Fauci cited the social distancing guidance at some grocery stores that have placed an “X” every six feet or so where the checkout line forms, as well as signs directing customers to remain on their “X” until the person ahead of them has advanced.
However, those who would be in danger if exposed to the coronavirus because of health issues are better off voting by mail, the National Institute of Allergy and Infectious Diseases director said.
“I mean, obviously if you’re a person who is compromised physically or otherwise, you don’t want to take the chance,” Fauci said. “There’s the situation of mail-in voting that has been done for years in many places. So there’s no reason why we shouldn’t be able to vote in person or otherwise.”
Fauci previously declined to specifically endorse mail-in voting, which President Trump has warned could result in election fraud if large swaths of the population voted by absentee ballot over coronavirus fears.
In April when coronavirus cases first began to spread at an alarming rate in several major cities, Fauci said that while he hoped in-person voting would be safe by November, he “can’t guarantee it.”

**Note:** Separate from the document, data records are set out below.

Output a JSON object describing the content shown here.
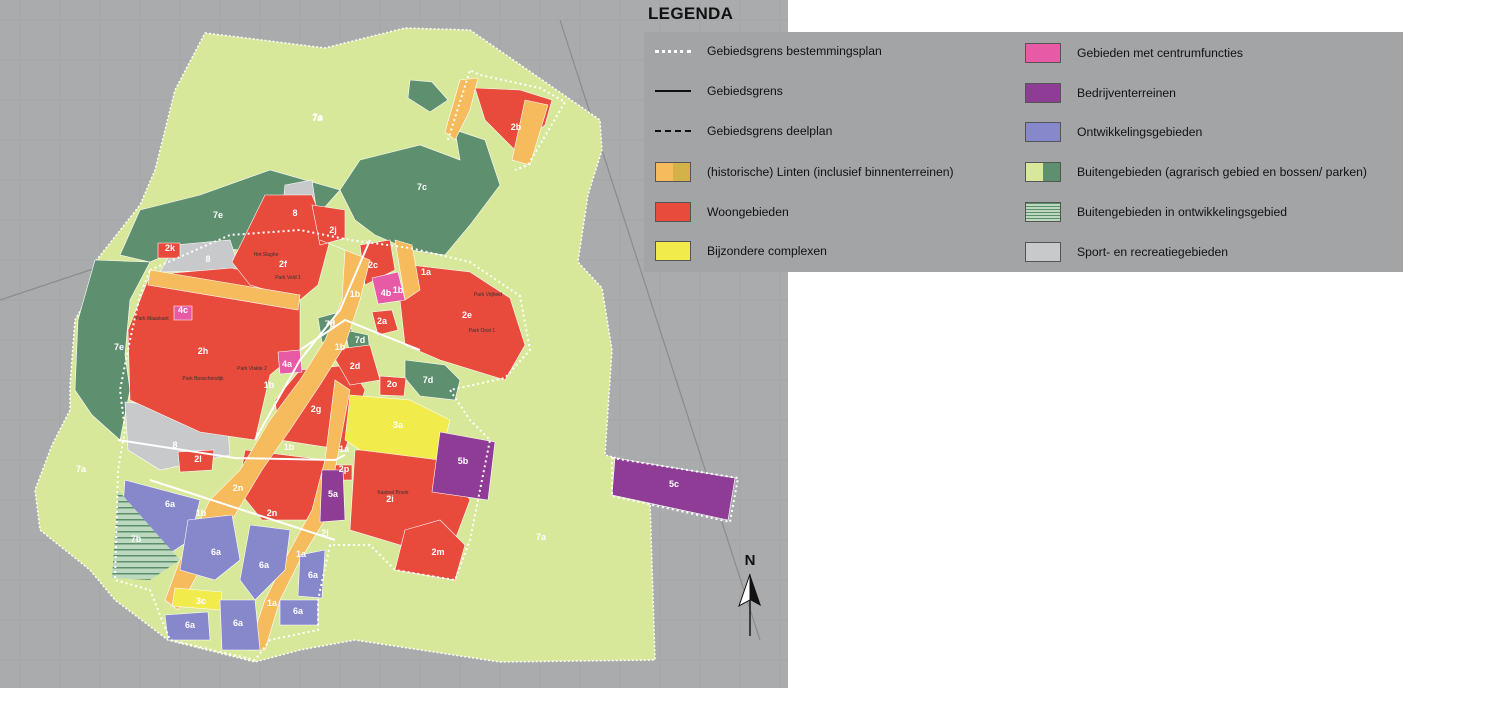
{
  "legend": {
    "title": "LEGENDA",
    "items": [
      {
        "id": "gebiedsgrens-bp",
        "label": "Gebiedsgrens bestemmingsplan",
        "symbol": "dotted-white"
      },
      {
        "id": "gebiedsgrens",
        "label": "Gebiedsgrens",
        "symbol": "solid-black"
      },
      {
        "id": "gebiedsgrens-deelplan",
        "label": "Gebiedsgrens deelplan",
        "symbol": "dashed-black"
      },
      {
        "id": "linten",
        "label": "(historische) Linten (inclusief binnenterreinen)",
        "symbol": "split",
        "colors": [
          "#f6bb5c",
          "#d4b24a"
        ]
      },
      {
        "id": "woongebieden",
        "label": "Woongebieden",
        "symbol": "box",
        "colors": [
          "#e84a3c"
        ]
      },
      {
        "id": "bijzondere",
        "label": "Bijzondere complexen",
        "symbol": "box",
        "colors": [
          "#f2eb4c"
        ]
      },
      {
        "id": "centrum",
        "label": "Gebieden met centrumfuncties",
        "symbol": "box",
        "colors": [
          "#e65aa6"
        ]
      },
      {
        "id": "bedrijven",
        "label": "Bedrijventerreinen",
        "symbol": "box",
        "colors": [
          "#8e3c96"
        ]
      },
      {
        "id": "ontwikkeling",
        "label": "Ontwikkelingsgebieden",
        "symbol": "box",
        "colors": [
          "#8787cc"
        ]
      },
      {
        "id": "buitengebieden",
        "label": "Buitengebieden (agrarisch gebied en bossen/ parken)",
        "symbol": "split",
        "colors": [
          "#d8e89a",
          "#5e9070"
        ]
      },
      {
        "id": "buiten-ontw",
        "label": "Buitengebieden in ontwikkelingsgebied",
        "symbol": "hatch"
      },
      {
        "id": "sport",
        "label": "Sport- en recreatiegebieden",
        "symbol": "box",
        "colors": [
          "#c8c9cb"
        ]
      }
    ]
  },
  "map": {
    "north_label": "N",
    "colors": {
      "outer": "#d8e89a",
      "forest": "#5e9070",
      "housing": "#e84a3c",
      "linten": "#f6bb5c",
      "special": "#f2eb4c",
      "center": "#e65aa6",
      "industry": "#8e3c96",
      "development": "#8787cc",
      "sport": "#c8c9cb"
    },
    "zone_labels": [
      "7a",
      "7a",
      "7a",
      "7a",
      "7c",
      "7e",
      "7e",
      "7d",
      "7d",
      "7d",
      "8",
      "8",
      "8",
      "2b",
      "1b",
      "1a",
      "2k",
      "2j",
      "2f",
      "2c",
      "1a",
      "1b",
      "4b",
      "4c",
      "2h",
      "2a",
      "2e",
      "2d",
      "2o",
      "2g",
      "3a",
      "5b",
      "5c",
      "2l",
      "2n",
      "2n",
      "2p",
      "5a",
      "2i",
      "2i",
      "2m",
      "6a",
      "6a",
      "6a",
      "6a",
      "6a",
      "6a",
      "6a",
      "1b",
      "1a",
      "1a",
      "7b",
      "3c",
      "4a",
      "1b",
      "1b",
      "1b"
    ],
    "place_labels": [
      "Het Slaghe",
      "Park Veld 1",
      "Park Vlakte 2",
      "Park Maaskant",
      "Park Bosschendijk",
      "Park Vrijheid",
      "Kasteel Broek",
      "Park Oost 1"
    ]
  }
}
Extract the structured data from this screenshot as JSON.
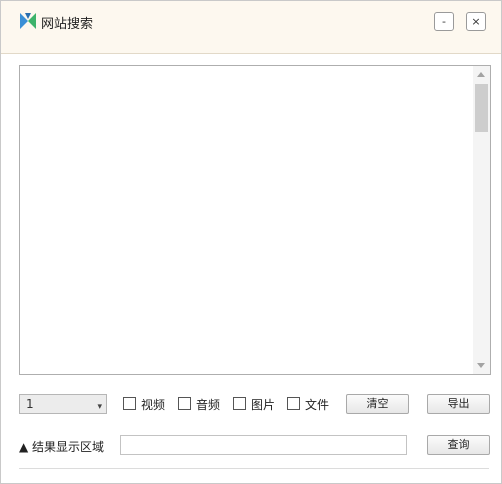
{
  "window": {
    "title": "网站搜索",
    "minimize_label": "-",
    "close_label": "×"
  },
  "results_area": {
    "text": ""
  },
  "controls": {
    "select": {
      "selected": "1",
      "caret": "▾"
    },
    "checkboxes": [
      {
        "label": "视频",
        "checked": false
      },
      {
        "label": "音频",
        "checked": false
      },
      {
        "label": "图片",
        "checked": false
      },
      {
        "label": "文件",
        "checked": false
      }
    ],
    "clear_label": "清空",
    "export_label": "导出"
  },
  "query": {
    "area_label": "▲ 结果显示区域",
    "input_value": "",
    "query_label": "查询"
  },
  "colors": {
    "titlebar_bg": "#fdf8ef",
    "icon_blue": "#3a8fd6",
    "icon_green": "#3db36b"
  }
}
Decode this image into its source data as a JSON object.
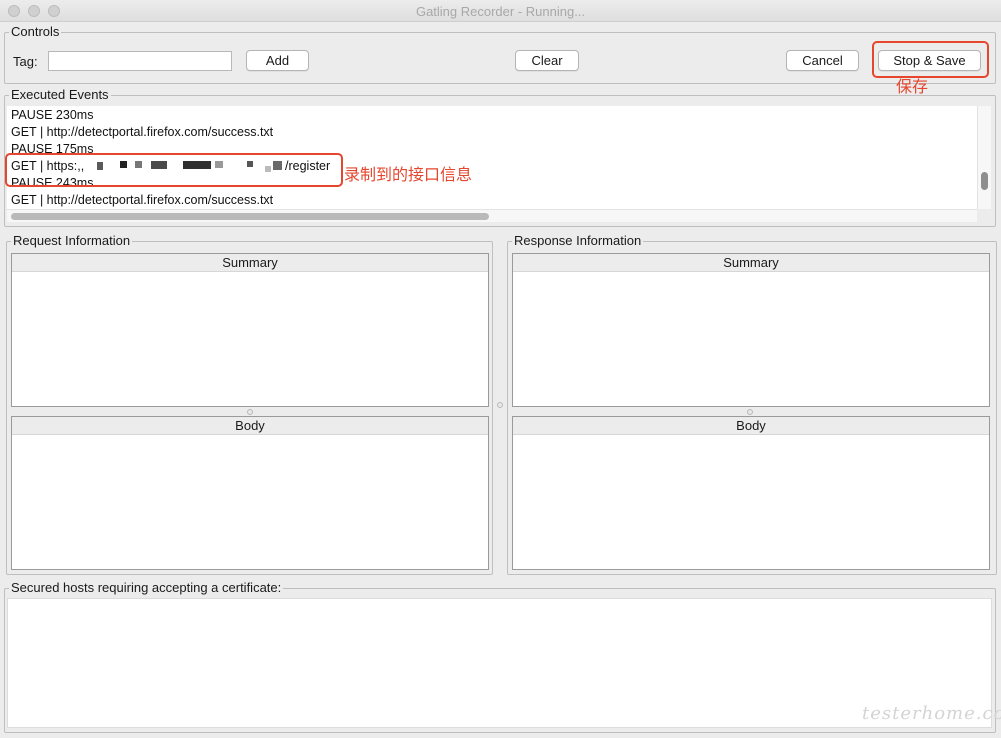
{
  "window": {
    "title": "Gatling Recorder - Running..."
  },
  "controls": {
    "legend": "Controls",
    "tag_label": "Tag:",
    "tag_value": "",
    "add_label": "Add",
    "clear_label": "Clear",
    "cancel_label": "Cancel",
    "stop_save_label": "Stop & Save"
  },
  "events": {
    "legend": "Executed Events",
    "items": [
      {
        "text": "PAUSE 230ms"
      },
      {
        "text": "GET | http://detectportal.firefox.com/success.txt"
      },
      {
        "text": "PAUSE 175ms"
      },
      {
        "text": "GET | https:,,",
        "suffix": "/register"
      },
      {
        "text": "PAUSE 243ms"
      },
      {
        "text": "GET | http://detectportal.firefox.com/success.txt"
      }
    ]
  },
  "request": {
    "legend": "Request Information",
    "summary_title": "Summary",
    "body_title": "Body"
  },
  "response": {
    "legend": "Response Information",
    "summary_title": "Summary",
    "body_title": "Body"
  },
  "certificates": {
    "legend": "Secured hosts requiring accepting a certificate:"
  },
  "annotations": {
    "save_note": "保存",
    "api_note": "录制到的接口信息",
    "color": "#e5462d"
  },
  "watermark": "testerhome.com"
}
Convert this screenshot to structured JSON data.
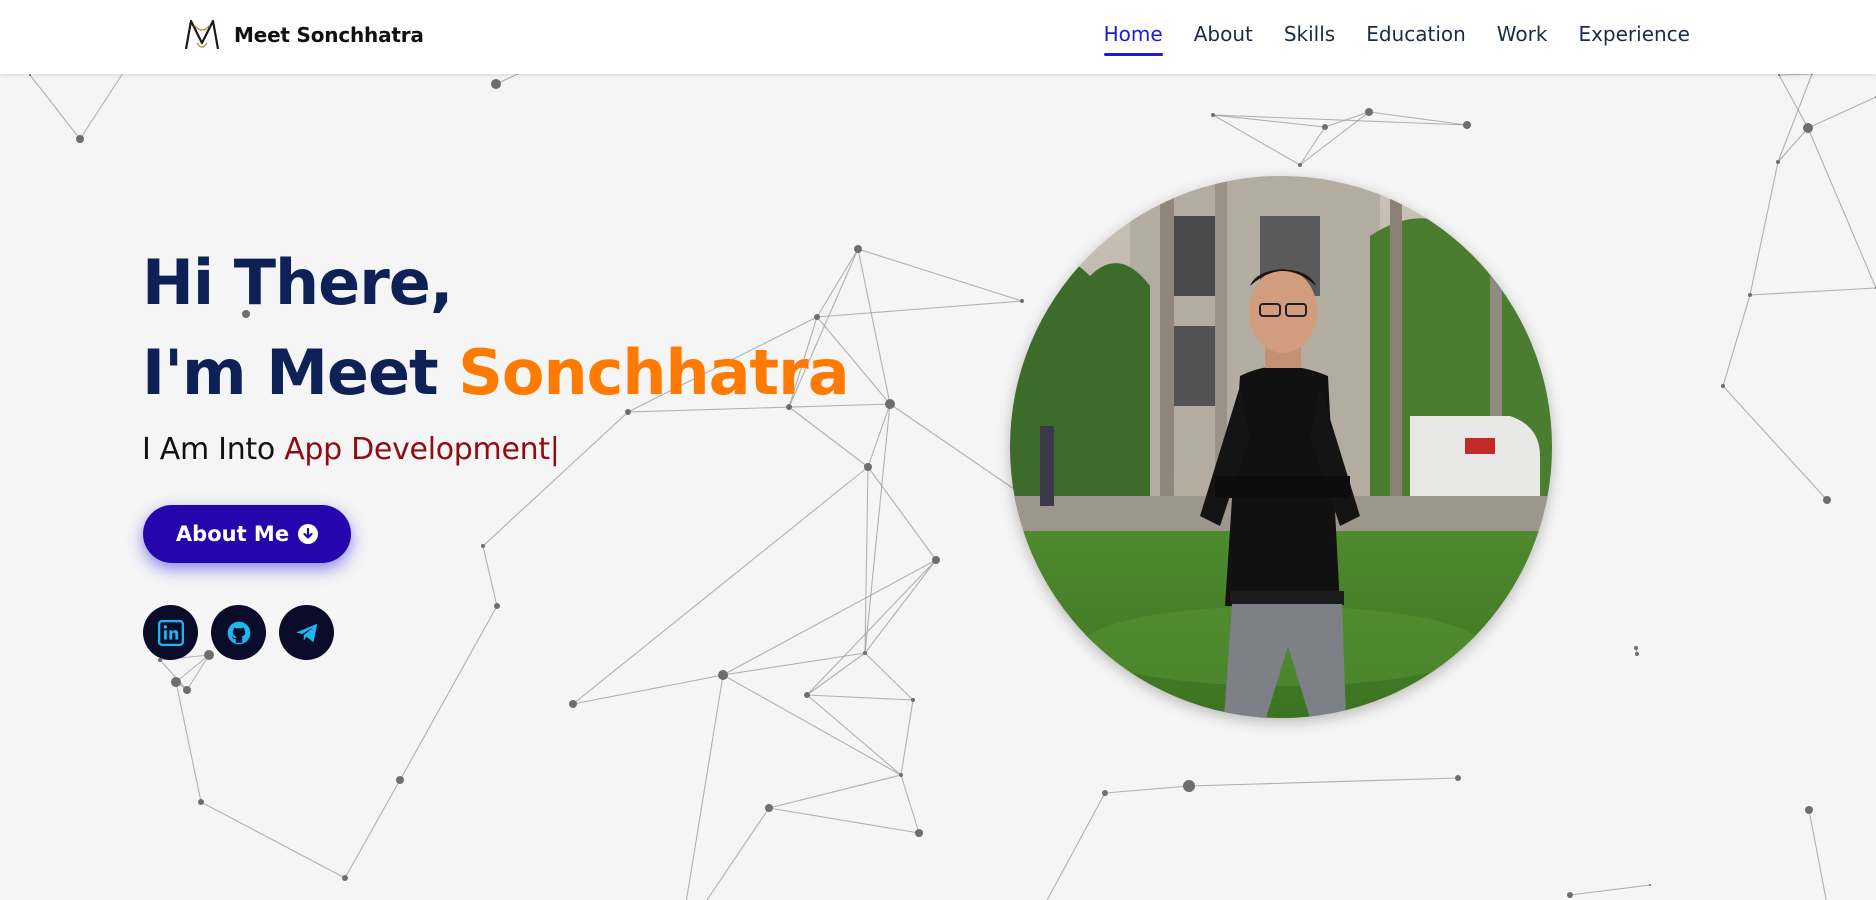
{
  "nav": {
    "brand_name": "Meet Sonchhatra",
    "logo_icon": "ms-monogram-logo-icon",
    "links": [
      {
        "label": "Home",
        "active": true
      },
      {
        "label": "About",
        "active": false
      },
      {
        "label": "Skills",
        "active": false
      },
      {
        "label": "Education",
        "active": false
      },
      {
        "label": "Work",
        "active": false
      },
      {
        "label": "Experience",
        "active": false
      }
    ]
  },
  "hero": {
    "greeting": "Hi There,",
    "intro_prefix": "I'm Meet ",
    "intro_highlight": "Sonchhatra",
    "tagline_prefix": "I Am Into ",
    "tagline_role": "App Development",
    "cursor": "|",
    "cta_label": "About Me",
    "cta_icon": "arrow-circle-down-icon"
  },
  "socials": [
    {
      "name": "LinkedIn",
      "icon": "linkedin-icon"
    },
    {
      "name": "GitHub",
      "icon": "github-icon"
    },
    {
      "name": "Telegram",
      "icon": "telegram-icon"
    }
  ],
  "colors": {
    "navy": "#0d2157",
    "orange": "#ff7a00",
    "role_red": "#8f0d12",
    "button_blue": "#2506ad",
    "nav_active": "#1b1bd6",
    "social_bg": "#0b0b2a",
    "social_icon": "#1fb6f0",
    "background": "#f5f5f5"
  }
}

The U.S. has seen more than 5.2 million coronavirus cases since the outbreak began, and more than 166,000 people have died after being infected.